* **AIM OF THE TASK**:
Word for word, repeat the data; no picture should appear in the result.

Dataset records
——
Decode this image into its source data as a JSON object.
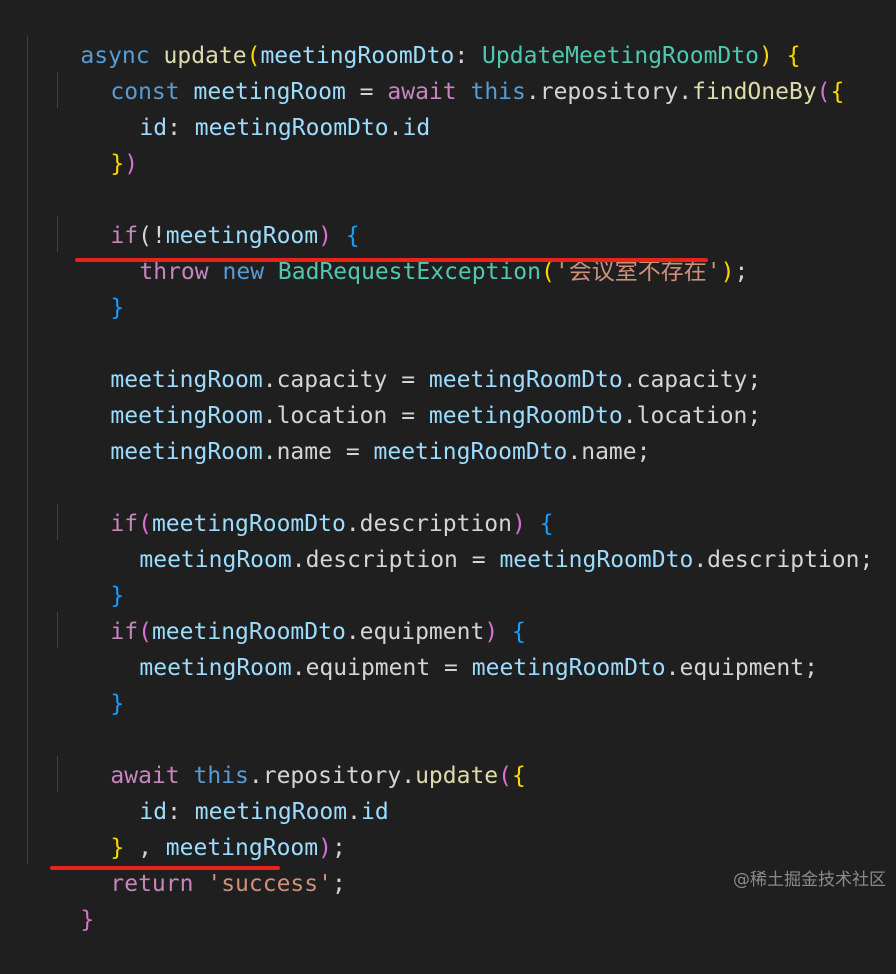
{
  "code": {
    "l1": [
      "async",
      "update",
      "(",
      "meetingRoomDto",
      ": ",
      "UpdateMeetingRoomDto",
      ")",
      " {"
    ],
    "l2": [
      "const",
      "meetingRoom",
      " = ",
      "await",
      "this",
      ".repository.",
      "findOneBy",
      "(",
      "{"
    ],
    "l3": [
      "id",
      ": ",
      "meetingRoomDto",
      ".",
      "id"
    ],
    "l4": [
      "}",
      ")"
    ],
    "l6": [
      "if",
      "(!",
      "meetingRoom",
      ")",
      " {"
    ],
    "l7": [
      "throw",
      "new",
      "BadRequestException",
      "(",
      "'会议室不存在'",
      ")",
      ";"
    ],
    "l8": [
      "}"
    ],
    "l10": [
      "meetingRoom",
      ".capacity",
      " = ",
      "meetingRoomDto",
      ".capacity",
      ";"
    ],
    "l11": [
      "meetingRoom",
      ".location",
      " = ",
      "meetingRoomDto",
      ".location",
      ";"
    ],
    "l12": [
      "meetingRoom",
      ".name",
      " = ",
      "meetingRoomDto",
      ".name",
      ";"
    ],
    "l14": [
      "if",
      "(",
      "meetingRoomDto",
      ".description",
      ")",
      " {"
    ],
    "l15": [
      "meetingRoom",
      ".description",
      " = ",
      "meetingRoomDto",
      ".description",
      ";"
    ],
    "l16": [
      "}"
    ],
    "l17": [
      "if",
      "(",
      "meetingRoomDto",
      ".equipment",
      ")",
      " {"
    ],
    "l18": [
      "meetingRoom",
      ".equipment",
      " = ",
      "meetingRoomDto",
      ".equipment",
      ";"
    ],
    "l19": [
      "}"
    ],
    "l21": [
      "await",
      "this",
      ".repository.",
      "update",
      "(",
      "{"
    ],
    "l22": [
      "id",
      ": ",
      "meetingRoom",
      ".",
      "id"
    ],
    "l23": [
      "}",
      " , ",
      "meetingRoom",
      ")",
      ";"
    ],
    "l24": [
      "return",
      "'success'",
      ";"
    ],
    "l25": [
      "}"
    ]
  },
  "watermark": "@稀土掘金技术社区",
  "colors": {
    "background": "#1f1f1f",
    "keyword": "#569cd6",
    "control": "#c586c0",
    "function": "#dcdcaa",
    "variable": "#9cdcfe",
    "type": "#4ec9b0",
    "string": "#ce9178",
    "annotation_underline": "#e8231b"
  }
}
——
* **RESULT FOR THIS TASK**:
Decode this image into its source data as a JSON object.
{
  "code": {
    "l1": [
      "async",
      "update",
      "(",
      "meetingRoomDto",
      ": ",
      "UpdateMeetingRoomDto",
      ")",
      " {"
    ],
    "l2": [
      "const",
      "meetingRoom",
      " = ",
      "await",
      "this",
      ".repository.",
      "findOneBy",
      "(",
      "{"
    ],
    "l3": [
      "id",
      ": ",
      "meetingRoomDto",
      ".",
      "id"
    ],
    "l4": [
      "}",
      ")"
    ],
    "l6": [
      "if",
      "(!",
      "meetingRoom",
      ")",
      " {"
    ],
    "l7": [
      "throw",
      "new",
      "BadRequestException",
      "(",
      "'会议室不存在'",
      ")",
      ";"
    ],
    "l8": [
      "}"
    ],
    "l10": [
      "meetingRoom",
      ".capacity",
      " = ",
      "meetingRoomDto",
      ".capacity",
      ";"
    ],
    "l11": [
      "meetingRoom",
      ".location",
      " = ",
      "meetingRoomDto",
      ".location",
      ";"
    ],
    "l12": [
      "meetingRoom",
      ".name",
      " = ",
      "meetingRoomDto",
      ".name",
      ";"
    ],
    "l14": [
      "if",
      "(",
      "meetingRoomDto",
      ".description",
      ")",
      " {"
    ],
    "l15": [
      "meetingRoom",
      ".description",
      " = ",
      "meetingRoomDto",
      ".description",
      ";"
    ],
    "l16": [
      "}"
    ],
    "l17": [
      "if",
      "(",
      "meetingRoomDto",
      ".equipment",
      ")",
      " {"
    ],
    "l18": [
      "meetingRoom",
      ".equipment",
      " = ",
      "meetingRoomDto",
      ".equipment",
      ";"
    ],
    "l19": [
      "}"
    ],
    "l21": [
      "await",
      "this",
      ".repository.",
      "update",
      "(",
      "{"
    ],
    "l22": [
      "id",
      ": ",
      "meetingRoom",
      ".",
      "id"
    ],
    "l23": [
      "}",
      " , ",
      "meetingRoom",
      ")",
      ";"
    ],
    "l24": [
      "return",
      "'success'",
      ";"
    ],
    "l25": [
      "}"
    ]
  },
  "watermark": "@稀土掘金技术社区",
  "colors": {
    "background": "#1f1f1f",
    "keyword": "#569cd6",
    "control": "#c586c0",
    "function": "#dcdcaa",
    "variable": "#9cdcfe",
    "type": "#4ec9b0",
    "string": "#ce9178",
    "annotation_underline": "#e8231b"
  }
}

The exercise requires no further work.